Buying an 8K TV: The most important things to consider
8K TV buying guide - Pg 1
And so it begins the 8K era
Time flies. It’s been seven years since we crossed the 1080p Full HD chasm to 4K, and now, we’re leaping into another level of realism as TV manufacturers start to bring their 8K TVs to market. Samsung’s the first to have 8K TVs in stores in 2019, but other big-name players are expected to follow suit in the near future.
“Why in the world do I need an 8K TV?” is probably the question you’ve in your mind right now. In this article, I’ll explore some of the reasons for buying an 8K TV; and, for those who’ve decided to take the plunge, how to go about choosing one.
First things first: What’s the difference between 8K and 4K?
From just a resolution standpoint, 8K UHD simply has more pixels than 4K UHD. More specifically, 8K has 4 times the linear resolution of 4K, or 16 times the linear resolution of Full HD (1080p).
In the simplest terms, much like how a 24-megapixel digital camera is able to produce a sharper and more detailed image than a 6MP camera, an 8K TV is able to produce a sharper picture than a 4K TV, with smoother gradients and enhanced realism.
What screen size should I get?
For 4K TVs, I recommend a size of at least 55 inches. For 8K TVs, I’ll bump this up to 65 inches — better yet, 75 inches if your budget and living room space allow.
There are a couple of reasons why I suggest such big screen sizes. For one, a bigger screen allows you to better take advantage of the resolution jump. To use another photography analogy, what’s the point of upgrading from a 6MP camera to a 24MP camera if you only print 4R photos? Shouldn’t you print larger so that you can see the extra details and still maintain a sharp image? The same logic applies to 8K TVs.
The other reason for going big has to do with viewing distance. Based on this popular graph on the internet, if you’re currently sitting about 2.5 m away from your 65-inch 4K TV, you’ve to move closer to 1.2 m for a 65-inch 8K TV. Which isn’t exactly practical for many people.

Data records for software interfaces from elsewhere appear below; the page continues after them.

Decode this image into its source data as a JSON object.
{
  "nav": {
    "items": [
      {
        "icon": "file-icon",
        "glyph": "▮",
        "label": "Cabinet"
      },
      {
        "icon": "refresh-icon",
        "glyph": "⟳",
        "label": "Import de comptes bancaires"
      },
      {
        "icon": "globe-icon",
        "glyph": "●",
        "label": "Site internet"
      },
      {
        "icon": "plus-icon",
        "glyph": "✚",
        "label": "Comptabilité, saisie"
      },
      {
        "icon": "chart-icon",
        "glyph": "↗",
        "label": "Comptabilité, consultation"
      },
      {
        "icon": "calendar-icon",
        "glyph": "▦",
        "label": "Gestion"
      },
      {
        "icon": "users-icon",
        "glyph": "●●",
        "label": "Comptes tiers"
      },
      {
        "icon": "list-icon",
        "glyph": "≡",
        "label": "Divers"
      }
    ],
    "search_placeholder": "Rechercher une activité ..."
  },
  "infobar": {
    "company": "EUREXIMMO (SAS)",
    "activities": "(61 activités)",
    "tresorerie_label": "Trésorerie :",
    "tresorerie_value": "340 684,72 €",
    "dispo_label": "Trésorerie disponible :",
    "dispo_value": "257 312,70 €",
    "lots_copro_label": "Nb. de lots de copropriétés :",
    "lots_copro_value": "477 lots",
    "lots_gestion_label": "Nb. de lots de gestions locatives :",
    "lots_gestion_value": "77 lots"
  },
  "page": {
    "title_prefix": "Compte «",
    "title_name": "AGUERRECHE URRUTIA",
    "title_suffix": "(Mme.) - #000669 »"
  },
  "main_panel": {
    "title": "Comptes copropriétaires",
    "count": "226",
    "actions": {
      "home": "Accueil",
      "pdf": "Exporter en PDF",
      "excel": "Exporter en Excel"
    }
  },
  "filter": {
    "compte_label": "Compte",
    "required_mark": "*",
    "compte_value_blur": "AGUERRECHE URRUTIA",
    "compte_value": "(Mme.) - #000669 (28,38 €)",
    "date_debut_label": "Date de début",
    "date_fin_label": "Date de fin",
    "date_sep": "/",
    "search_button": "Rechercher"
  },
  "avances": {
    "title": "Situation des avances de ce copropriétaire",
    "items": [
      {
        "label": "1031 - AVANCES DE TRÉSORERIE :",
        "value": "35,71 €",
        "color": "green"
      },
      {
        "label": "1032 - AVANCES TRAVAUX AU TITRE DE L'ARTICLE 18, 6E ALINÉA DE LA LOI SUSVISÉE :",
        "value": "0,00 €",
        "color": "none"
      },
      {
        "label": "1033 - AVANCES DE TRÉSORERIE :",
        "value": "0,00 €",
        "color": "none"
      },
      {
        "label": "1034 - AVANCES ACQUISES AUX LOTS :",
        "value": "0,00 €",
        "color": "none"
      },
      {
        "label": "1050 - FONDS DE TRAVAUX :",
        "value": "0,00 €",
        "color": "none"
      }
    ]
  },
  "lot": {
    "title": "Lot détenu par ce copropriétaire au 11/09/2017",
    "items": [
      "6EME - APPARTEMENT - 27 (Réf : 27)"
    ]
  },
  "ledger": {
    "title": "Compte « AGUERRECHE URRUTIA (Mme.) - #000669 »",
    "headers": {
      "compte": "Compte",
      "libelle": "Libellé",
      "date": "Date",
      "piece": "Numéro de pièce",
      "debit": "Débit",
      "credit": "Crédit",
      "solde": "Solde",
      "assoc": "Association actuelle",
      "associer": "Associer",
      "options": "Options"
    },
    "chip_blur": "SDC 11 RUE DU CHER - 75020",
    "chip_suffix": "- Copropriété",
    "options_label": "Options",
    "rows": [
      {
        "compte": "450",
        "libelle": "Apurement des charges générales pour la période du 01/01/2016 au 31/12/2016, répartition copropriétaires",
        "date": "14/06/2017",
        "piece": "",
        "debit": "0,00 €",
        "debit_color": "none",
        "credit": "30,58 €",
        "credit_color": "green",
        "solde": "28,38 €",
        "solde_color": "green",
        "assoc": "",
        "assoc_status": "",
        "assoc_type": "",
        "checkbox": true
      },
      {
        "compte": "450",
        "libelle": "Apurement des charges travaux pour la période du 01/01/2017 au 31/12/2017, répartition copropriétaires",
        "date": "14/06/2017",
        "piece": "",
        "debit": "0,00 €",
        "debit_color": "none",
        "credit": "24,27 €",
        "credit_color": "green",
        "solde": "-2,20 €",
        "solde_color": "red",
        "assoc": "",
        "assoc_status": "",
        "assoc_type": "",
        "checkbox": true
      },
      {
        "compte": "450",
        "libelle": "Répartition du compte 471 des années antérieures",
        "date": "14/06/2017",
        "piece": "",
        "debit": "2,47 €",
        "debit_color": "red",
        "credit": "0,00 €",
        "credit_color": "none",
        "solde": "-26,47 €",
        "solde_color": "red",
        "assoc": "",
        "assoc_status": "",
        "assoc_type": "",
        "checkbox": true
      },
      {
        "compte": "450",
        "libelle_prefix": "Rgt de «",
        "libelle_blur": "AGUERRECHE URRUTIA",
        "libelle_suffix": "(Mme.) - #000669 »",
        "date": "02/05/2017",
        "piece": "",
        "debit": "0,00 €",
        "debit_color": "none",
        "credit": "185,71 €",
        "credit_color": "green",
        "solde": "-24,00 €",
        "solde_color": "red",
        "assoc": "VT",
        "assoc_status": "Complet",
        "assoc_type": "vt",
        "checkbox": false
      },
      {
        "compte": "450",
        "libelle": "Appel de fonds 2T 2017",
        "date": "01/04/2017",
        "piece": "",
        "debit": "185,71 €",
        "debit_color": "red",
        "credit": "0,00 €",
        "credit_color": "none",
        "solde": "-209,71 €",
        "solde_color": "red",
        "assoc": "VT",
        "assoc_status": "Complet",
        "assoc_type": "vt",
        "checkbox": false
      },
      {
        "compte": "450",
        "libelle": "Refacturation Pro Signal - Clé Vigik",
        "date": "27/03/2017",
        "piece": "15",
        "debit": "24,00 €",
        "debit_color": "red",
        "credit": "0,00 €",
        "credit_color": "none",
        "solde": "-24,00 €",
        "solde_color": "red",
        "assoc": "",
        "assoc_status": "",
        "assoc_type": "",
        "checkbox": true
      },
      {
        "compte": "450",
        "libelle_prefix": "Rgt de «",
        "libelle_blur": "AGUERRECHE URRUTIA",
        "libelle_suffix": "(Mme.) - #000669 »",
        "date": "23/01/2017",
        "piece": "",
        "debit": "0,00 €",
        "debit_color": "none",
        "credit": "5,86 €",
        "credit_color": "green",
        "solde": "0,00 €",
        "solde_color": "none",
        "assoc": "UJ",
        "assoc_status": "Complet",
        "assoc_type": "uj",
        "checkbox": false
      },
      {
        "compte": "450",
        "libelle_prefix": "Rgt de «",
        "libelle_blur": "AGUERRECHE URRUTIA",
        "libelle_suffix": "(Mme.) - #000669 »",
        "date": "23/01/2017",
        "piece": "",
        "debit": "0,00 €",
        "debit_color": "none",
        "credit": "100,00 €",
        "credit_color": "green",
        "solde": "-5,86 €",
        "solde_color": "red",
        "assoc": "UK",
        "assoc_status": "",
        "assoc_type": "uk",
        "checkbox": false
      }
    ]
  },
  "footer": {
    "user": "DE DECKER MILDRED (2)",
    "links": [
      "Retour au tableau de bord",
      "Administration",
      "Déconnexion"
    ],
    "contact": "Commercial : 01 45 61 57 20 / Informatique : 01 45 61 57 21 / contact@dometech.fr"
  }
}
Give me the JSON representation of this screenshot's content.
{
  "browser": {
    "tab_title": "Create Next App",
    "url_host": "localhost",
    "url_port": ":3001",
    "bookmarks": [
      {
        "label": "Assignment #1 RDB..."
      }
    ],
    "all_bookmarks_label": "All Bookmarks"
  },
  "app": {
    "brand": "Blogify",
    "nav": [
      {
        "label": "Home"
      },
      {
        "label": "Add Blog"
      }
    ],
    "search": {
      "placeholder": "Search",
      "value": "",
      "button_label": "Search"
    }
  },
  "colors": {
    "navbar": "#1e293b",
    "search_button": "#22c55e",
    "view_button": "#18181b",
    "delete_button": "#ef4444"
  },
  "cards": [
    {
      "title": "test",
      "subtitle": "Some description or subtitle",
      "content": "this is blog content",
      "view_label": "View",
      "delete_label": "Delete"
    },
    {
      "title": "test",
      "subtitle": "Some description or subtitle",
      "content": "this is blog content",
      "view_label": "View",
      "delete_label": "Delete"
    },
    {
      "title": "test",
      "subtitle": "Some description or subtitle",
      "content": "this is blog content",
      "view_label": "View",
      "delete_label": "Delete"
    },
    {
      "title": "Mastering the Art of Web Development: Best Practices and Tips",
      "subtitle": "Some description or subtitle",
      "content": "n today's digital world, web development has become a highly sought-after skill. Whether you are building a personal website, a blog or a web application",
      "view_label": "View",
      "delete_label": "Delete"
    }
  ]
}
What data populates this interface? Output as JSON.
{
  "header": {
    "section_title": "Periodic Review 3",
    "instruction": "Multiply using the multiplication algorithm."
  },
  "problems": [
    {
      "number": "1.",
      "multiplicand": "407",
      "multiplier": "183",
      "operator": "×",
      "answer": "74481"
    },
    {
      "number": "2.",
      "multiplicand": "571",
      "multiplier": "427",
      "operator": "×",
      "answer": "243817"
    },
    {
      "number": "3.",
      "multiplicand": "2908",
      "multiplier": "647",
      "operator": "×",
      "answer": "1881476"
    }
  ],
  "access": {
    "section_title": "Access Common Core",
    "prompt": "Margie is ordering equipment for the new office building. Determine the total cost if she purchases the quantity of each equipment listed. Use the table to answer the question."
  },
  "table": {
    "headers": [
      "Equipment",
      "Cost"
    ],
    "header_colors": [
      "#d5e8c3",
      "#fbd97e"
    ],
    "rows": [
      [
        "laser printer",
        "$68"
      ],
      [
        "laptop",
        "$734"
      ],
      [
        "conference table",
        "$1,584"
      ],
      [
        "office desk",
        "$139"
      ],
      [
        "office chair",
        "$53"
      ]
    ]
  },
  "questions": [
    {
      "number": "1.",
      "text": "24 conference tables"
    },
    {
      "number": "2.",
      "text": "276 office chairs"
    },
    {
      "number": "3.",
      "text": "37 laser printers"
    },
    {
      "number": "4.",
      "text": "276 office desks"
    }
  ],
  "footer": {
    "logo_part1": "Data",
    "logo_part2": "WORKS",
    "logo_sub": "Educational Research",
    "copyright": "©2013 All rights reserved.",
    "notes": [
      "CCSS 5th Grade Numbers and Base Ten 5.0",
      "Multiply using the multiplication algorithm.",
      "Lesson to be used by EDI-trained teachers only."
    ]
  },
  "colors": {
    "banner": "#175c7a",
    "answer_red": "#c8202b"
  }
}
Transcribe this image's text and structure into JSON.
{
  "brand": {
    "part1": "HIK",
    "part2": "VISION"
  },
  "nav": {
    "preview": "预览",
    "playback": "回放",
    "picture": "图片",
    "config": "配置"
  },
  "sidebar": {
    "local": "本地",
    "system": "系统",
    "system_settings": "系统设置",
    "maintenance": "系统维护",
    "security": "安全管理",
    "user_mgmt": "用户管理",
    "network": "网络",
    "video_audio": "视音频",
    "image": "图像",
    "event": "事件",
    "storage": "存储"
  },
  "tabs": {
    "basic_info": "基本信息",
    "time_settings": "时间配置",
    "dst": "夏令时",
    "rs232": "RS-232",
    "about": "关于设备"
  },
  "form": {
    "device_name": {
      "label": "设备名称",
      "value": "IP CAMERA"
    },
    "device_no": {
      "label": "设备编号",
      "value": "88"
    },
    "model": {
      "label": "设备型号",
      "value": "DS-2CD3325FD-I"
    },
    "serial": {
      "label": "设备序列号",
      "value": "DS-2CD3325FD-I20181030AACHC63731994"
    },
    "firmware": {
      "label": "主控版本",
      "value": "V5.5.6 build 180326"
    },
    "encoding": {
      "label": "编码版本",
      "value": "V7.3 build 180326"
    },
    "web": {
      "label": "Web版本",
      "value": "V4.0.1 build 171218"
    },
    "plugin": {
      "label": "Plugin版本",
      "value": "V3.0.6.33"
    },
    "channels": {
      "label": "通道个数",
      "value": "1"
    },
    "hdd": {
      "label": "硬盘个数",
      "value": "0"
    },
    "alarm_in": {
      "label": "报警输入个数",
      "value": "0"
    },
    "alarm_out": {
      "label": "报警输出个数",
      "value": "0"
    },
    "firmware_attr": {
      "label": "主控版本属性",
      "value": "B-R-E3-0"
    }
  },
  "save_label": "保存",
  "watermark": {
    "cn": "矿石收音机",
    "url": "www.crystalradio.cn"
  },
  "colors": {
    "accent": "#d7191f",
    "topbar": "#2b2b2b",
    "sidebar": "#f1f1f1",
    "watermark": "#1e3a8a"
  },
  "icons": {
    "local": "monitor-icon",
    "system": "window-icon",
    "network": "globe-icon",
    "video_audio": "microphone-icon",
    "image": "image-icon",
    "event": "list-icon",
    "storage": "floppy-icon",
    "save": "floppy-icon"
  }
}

Put another way, getting a bigger TV allows you to sit at a more comfortable distance.
The problem with this graph is that it focuses on the ability of the eye to see and distinguish fine details (pixels). Due to differences in visual acuity between different people, I actually recommend that you base your screen size and viewing distance choices on which combo gives you a SMPTE’s (Society of Motion Pictures and Television Engineers) suggested viewing angle of 30 degrees, which I personally find to be both comfortable and immersive enough for the wide variety of activities one would do on a TV (e.g., watching TV shows and movies, playing games, surfing the web).
Here are the suggested viewing distances based on common 8K TV sizes currently in the market:
Okay, but how do I know if my living room is big enough?
While I always recommend getting the biggest TV the budget allows, you should also consider if there’s enough space in the room to accommodate it. And if you’re going to wall-mount the TV, is the wall big enough?
To give you an idea, here are the dimensions of the four 8K QLED TVs that Samsung are selling in Singapore:
In Samsung's case, you need to find a space that's at least 1.5 m wide, and that's for its 65-inch 8K QLED TV. If you're using the stand, you've to check that your TV cabinet has a depth of at least 31 cm.
Additionally, you should consider if there are points of entry that could pose a problem during delivery, such as the size of the lift and the space around your doorway. For HDB lifts, you may have a problem fitting an object that’s longer than 2 m. And older HDB blocks are going to have even smaller lifts. Even if the TV can fit into the lift, if your unit isn’t on a floor with a lift landing, the movers may charge you extra if they need to use the stairs.
The good thing is, TV salespeople at big-brand retailers these days are pretty experienced when it comes to such matters. When in doubt — just ask!